### Exercise directions
Within the data that follows, tally every line containing "title". Provide only the tally.

════════════════

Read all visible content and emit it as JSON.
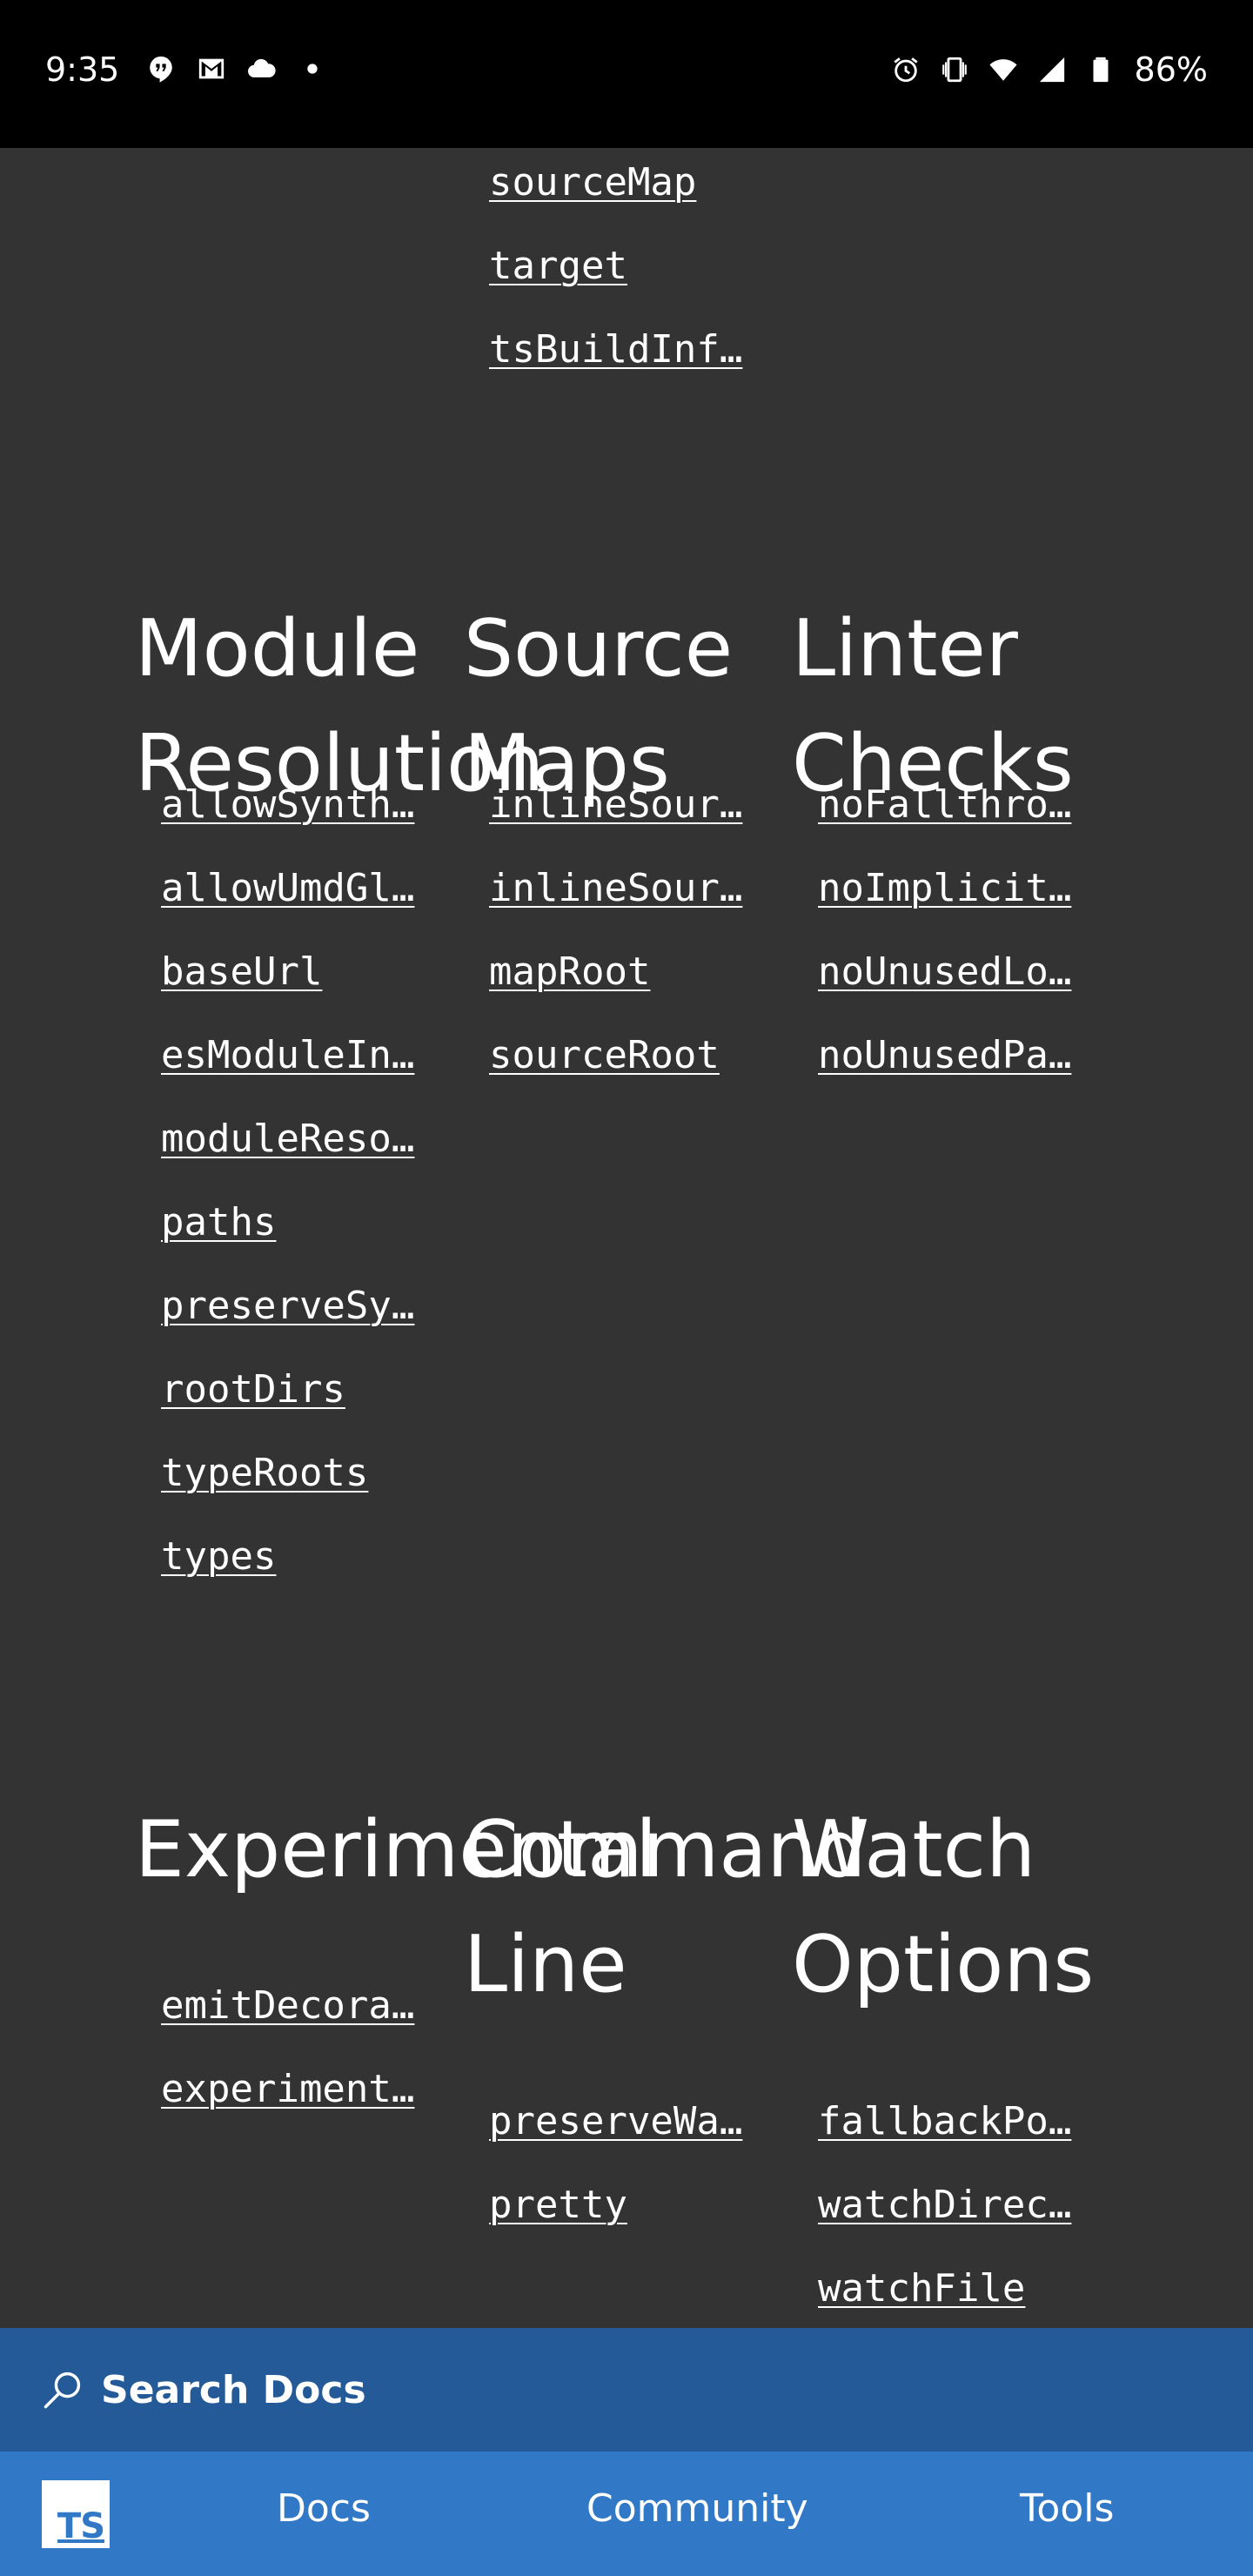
{
  "status_bar": {
    "time": "9:35",
    "battery": "86%",
    "left_icons": [
      "hangouts-icon",
      "gmail-icon",
      "cloud-icon",
      "dot-icon"
    ],
    "right_icons": [
      "alarm-icon",
      "vibrate-icon",
      "wifi-icon",
      "signal-icon",
      "battery-icon"
    ]
  },
  "top_links": [
    "sourceMap",
    "target",
    "tsBuildInf…"
  ],
  "sections": [
    {
      "title": "Module Resolution",
      "links": [
        "allowSynth…",
        "allowUmdGl…",
        "baseUrl",
        "esModuleIn…",
        "moduleReso…",
        "paths",
        "preserveSy…",
        "rootDirs",
        "typeRoots",
        "types"
      ]
    },
    {
      "title": "Source Maps",
      "links": [
        "inlineSour…",
        "inlineSour…",
        "mapRoot",
        "sourceRoot"
      ]
    },
    {
      "title": "Linter Checks",
      "links": [
        "noFallthro…",
        "noImplicit…",
        "noUnusedLo…",
        "noUnusedPa…"
      ]
    },
    {
      "title": "Experimental",
      "links": [
        "emitDecora…",
        "experiment…"
      ]
    },
    {
      "title": "Command Line",
      "links": [
        "preserveWa…",
        "pretty"
      ]
    },
    {
      "title": "Watch Options",
      "links": [
        "fallbackPo…",
        "watchDirec…",
        "watchFile"
      ]
    }
  ],
  "search": {
    "label": "Search Docs"
  },
  "bottom_nav": {
    "logo": "TS",
    "items": [
      "Docs",
      "Community",
      "Tools"
    ]
  },
  "colors": {
    "background": "#333333",
    "status_bar": "#000000",
    "search_bar": "#235a97",
    "bottom_nav": "#3178c6"
  }
}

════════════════

### Answer for the task
6